Professor William Baah-Boateng, Head, Department of Economics, University of Ghana, has called for a paradigm shift from the orthodox school examination to training students to think and solve problems.
Prof. Baah-Boateng said the country had placed more emphasis on examination and certification to the neglect of the ability of students to be innovative and productive in the emerging competitive world of markets.
The Professor made the call in Accra at a National Youth Unemployment Dialogue
The forum was on the theme: ‘Addressing Youth Unemployment in Ghana: Strategies for Sustainability and Inclusivity’.
He said unemployment had remained a challenge in the country’s socio-economic space and a bane in African countries despite several conferences.
Prof. Baah-Boateng noted that the country’s educational curriculum must focus on the Science, Technology, Engineering

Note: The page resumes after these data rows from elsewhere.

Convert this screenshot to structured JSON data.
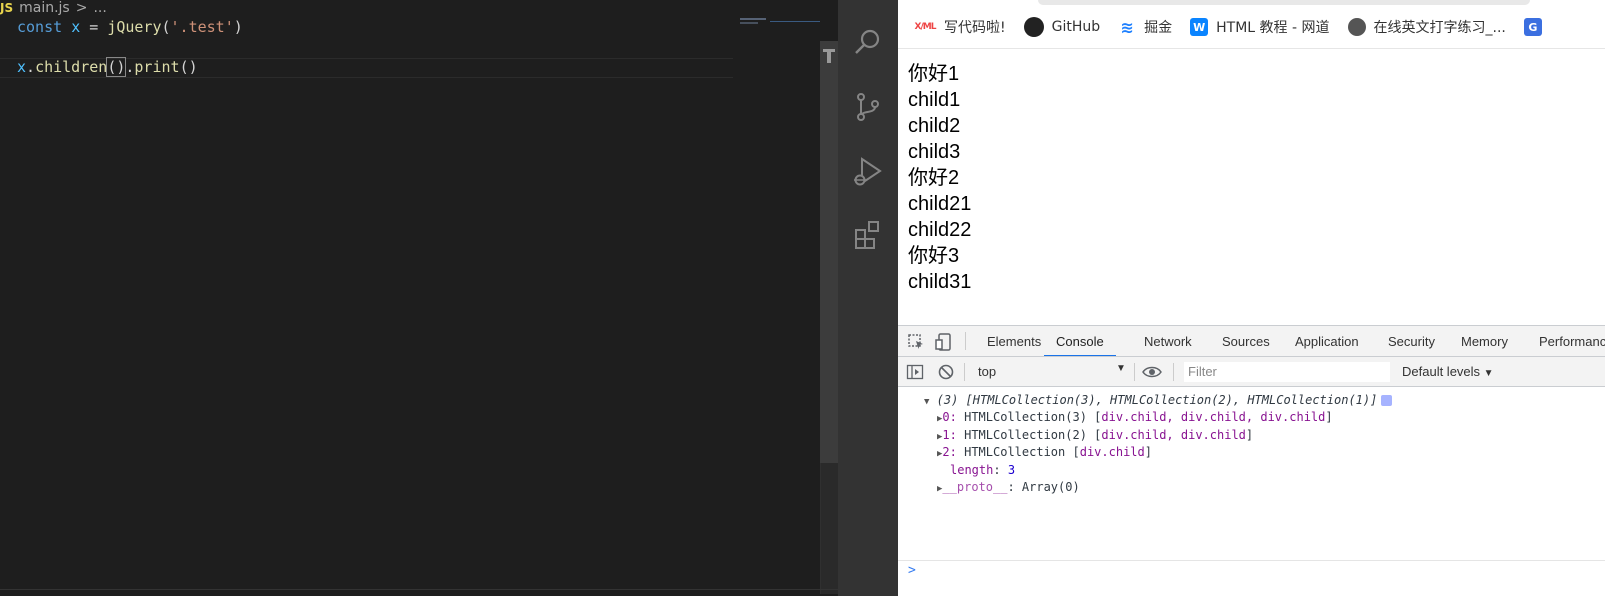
{
  "editor": {
    "breadcrumb_badge": "JS",
    "breadcrumb_file": "main.js",
    "breadcrumb_sep": ">",
    "breadcrumb_more": "...",
    "line1": {
      "kw": "const",
      "var": "x",
      "eq": "=",
      "fn": "jQuery",
      "open": "(",
      "str": "'.test'",
      "close": ")"
    },
    "line2": {
      "var": "x",
      "dot1": ".",
      "fn1": "children",
      "paren": "()",
      "dot2": ".",
      "fn2": "print",
      "paren2": "()"
    }
  },
  "activity": {
    "icons": [
      "search-icon",
      "source-control-icon",
      "run-debug-icon",
      "extensions-icon"
    ]
  },
  "bookmarks": [
    {
      "icon": "xml-icon",
      "label": "写代码啦!"
    },
    {
      "icon": "github-icon",
      "label": "GitHub"
    },
    {
      "icon": "juejin-icon",
      "label": "掘金"
    },
    {
      "icon": "w3school-icon",
      "label": "HTML 教程 - 网道"
    },
    {
      "icon": "globe-icon",
      "label": "在线英文打字练习_..."
    }
  ],
  "page_lines": [
    "你好1",
    "child1",
    "child2",
    "child3",
    "你好2",
    "child21",
    "child22",
    "你好3",
    "child31"
  ],
  "devtools": {
    "tabs": [
      "Elements",
      "Console",
      "Network",
      "Sources",
      "Application",
      "Security",
      "Memory",
      "Performanc"
    ],
    "active_tab": "Console",
    "context": "top",
    "filter_placeholder": "Filter",
    "levels": "Default levels",
    "console": {
      "summary": "(3) [HTMLCollection(3), HTMLCollection(2), HTMLCollection(1)]",
      "rows": [
        {
          "idx": "0",
          "type": "HTMLCollection(3)",
          "open": "[",
          "items": "div.child, div.child, div.child",
          "close": "]"
        },
        {
          "idx": "1",
          "type": "HTMLCollection(2)",
          "open": "[",
          "items": "div.child, div.child",
          "close": "]"
        },
        {
          "idx": "2",
          "type": "HTMLCollection",
          "open": "[",
          "items": "div.child",
          "close": "]"
        }
      ],
      "length_key": "length",
      "length_val": "3",
      "proto_key": "__proto__",
      "proto_val": "Array(0)",
      "prompt": ">"
    }
  }
}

He said the STEM course helps students develop skills and create wealth, and expressed concern about the low patronage in offering such programmes.
He urged authorities to conduct thorough research to know the number of unemployed graduates in a specific field to serve as a guideline in addressing the problem.
Prof. Baah-Boateng stated that unemployment becomes a political and security issue when
“Politicians often use the issue of unemployment as a campaign tool to come to power only to find out that the issue is more than what they anticipated”, he added.
The Professor stated
Touching on the reasons for unemployment, Prof. Baah-Boateng attributed slower response of employment to economic growth, explaining that on average, a one
He said employment generation in the country mostly occurred in the informal sector, where earnings were low and dominated by women.
“The country is faced with low quality of
He urged government to focus on manufacturing, agriculture and the tourism sectors to transform the country’s economic growth and create employment for the teeming youth.
She said the Authority with the mandate to empower the youth, would
Mr Yusif Mustapher, the Executive Director, National Service Scheme, said the scheme had developed new modules including poultry production and posting of personnel to their own businesses.
He said the Service had engaged with